*** Recorded data ***
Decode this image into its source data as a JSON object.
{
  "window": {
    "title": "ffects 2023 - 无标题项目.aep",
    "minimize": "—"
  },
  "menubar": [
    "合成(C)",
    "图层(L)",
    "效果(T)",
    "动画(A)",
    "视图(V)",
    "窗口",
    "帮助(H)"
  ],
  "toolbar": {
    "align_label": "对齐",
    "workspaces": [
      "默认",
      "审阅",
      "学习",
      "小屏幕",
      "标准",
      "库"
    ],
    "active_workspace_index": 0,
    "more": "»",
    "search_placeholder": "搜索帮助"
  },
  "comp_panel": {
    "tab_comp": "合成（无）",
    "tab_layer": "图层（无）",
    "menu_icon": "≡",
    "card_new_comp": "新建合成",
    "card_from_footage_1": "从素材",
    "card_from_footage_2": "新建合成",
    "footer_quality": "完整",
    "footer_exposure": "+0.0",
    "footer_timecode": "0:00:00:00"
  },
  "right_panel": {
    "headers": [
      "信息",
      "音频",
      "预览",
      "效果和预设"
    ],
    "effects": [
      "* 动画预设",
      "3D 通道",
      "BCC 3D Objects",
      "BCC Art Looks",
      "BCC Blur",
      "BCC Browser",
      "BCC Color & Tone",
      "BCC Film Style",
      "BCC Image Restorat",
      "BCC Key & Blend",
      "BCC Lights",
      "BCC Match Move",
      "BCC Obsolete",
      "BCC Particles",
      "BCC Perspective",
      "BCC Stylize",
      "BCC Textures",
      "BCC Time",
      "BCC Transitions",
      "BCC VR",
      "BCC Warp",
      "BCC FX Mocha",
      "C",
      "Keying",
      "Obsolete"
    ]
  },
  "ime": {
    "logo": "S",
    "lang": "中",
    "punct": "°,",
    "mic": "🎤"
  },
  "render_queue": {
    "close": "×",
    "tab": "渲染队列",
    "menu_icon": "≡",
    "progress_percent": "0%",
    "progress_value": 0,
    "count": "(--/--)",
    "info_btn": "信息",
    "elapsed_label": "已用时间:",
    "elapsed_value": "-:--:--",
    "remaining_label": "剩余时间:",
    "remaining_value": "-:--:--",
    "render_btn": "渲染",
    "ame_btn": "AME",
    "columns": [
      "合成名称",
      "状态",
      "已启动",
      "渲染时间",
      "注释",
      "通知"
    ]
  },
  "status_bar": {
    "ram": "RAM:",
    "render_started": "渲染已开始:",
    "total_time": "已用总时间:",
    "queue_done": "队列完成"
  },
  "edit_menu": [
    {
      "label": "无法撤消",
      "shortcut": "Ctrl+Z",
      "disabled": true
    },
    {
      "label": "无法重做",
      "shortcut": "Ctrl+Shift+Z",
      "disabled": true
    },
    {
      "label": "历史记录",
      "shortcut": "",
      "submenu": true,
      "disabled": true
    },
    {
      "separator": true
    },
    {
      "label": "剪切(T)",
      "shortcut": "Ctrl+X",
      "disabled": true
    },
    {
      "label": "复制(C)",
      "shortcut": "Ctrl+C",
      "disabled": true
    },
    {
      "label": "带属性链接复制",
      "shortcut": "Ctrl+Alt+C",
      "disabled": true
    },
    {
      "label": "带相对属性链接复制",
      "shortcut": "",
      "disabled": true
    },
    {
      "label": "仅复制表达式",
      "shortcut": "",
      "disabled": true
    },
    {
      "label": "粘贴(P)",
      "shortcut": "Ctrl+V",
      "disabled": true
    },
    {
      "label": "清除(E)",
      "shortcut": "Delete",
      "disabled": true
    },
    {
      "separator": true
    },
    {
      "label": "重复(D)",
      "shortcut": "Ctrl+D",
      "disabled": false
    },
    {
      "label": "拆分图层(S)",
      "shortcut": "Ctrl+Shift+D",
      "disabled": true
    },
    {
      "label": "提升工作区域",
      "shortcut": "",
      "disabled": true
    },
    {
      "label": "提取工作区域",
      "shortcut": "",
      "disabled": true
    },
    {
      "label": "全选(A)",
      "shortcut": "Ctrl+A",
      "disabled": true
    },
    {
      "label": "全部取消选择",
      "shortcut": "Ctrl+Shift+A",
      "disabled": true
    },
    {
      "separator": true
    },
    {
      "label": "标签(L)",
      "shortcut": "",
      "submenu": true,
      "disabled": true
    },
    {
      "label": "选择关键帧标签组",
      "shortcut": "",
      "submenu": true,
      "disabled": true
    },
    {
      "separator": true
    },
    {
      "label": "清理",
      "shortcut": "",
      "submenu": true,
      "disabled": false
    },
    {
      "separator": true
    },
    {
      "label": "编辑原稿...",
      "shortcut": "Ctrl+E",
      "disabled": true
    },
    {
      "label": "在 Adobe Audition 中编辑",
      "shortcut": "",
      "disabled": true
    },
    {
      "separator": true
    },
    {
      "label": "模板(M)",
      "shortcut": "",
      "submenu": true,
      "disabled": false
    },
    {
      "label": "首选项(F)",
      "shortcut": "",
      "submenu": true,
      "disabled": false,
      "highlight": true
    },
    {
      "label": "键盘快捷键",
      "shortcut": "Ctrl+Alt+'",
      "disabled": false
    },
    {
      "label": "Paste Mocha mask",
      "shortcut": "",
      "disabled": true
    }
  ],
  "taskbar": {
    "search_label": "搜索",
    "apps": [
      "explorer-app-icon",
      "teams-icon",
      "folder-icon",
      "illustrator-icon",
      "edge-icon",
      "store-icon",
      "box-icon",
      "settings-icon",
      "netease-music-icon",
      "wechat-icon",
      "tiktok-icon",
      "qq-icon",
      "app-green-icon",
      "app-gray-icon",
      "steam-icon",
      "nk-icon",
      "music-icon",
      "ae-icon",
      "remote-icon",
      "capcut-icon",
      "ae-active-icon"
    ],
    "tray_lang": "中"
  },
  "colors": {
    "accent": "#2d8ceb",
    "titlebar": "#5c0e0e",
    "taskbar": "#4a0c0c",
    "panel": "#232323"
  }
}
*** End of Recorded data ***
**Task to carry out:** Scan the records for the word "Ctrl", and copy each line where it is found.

**Solution to this problem:**
      "shortcut": "Ctrl+Z",
      "shortcut": "Ctrl+Shift+Z",
      "shortcut": "Ctrl+X",
      "shortcut": "Ctrl+C",
      "shortcut": "Ctrl+Alt+C",
      "shortcut": "Ctrl+V",
      "shortcut": "Ctrl+D",
      "shortcut": "Ctrl+Shift+D",
      "shortcut": "Ctrl+A",
      "shortcut": "Ctrl+Shift+A",
      "shortcut": "Ctrl+E",
      "shortcut": "Ctrl+Alt+'",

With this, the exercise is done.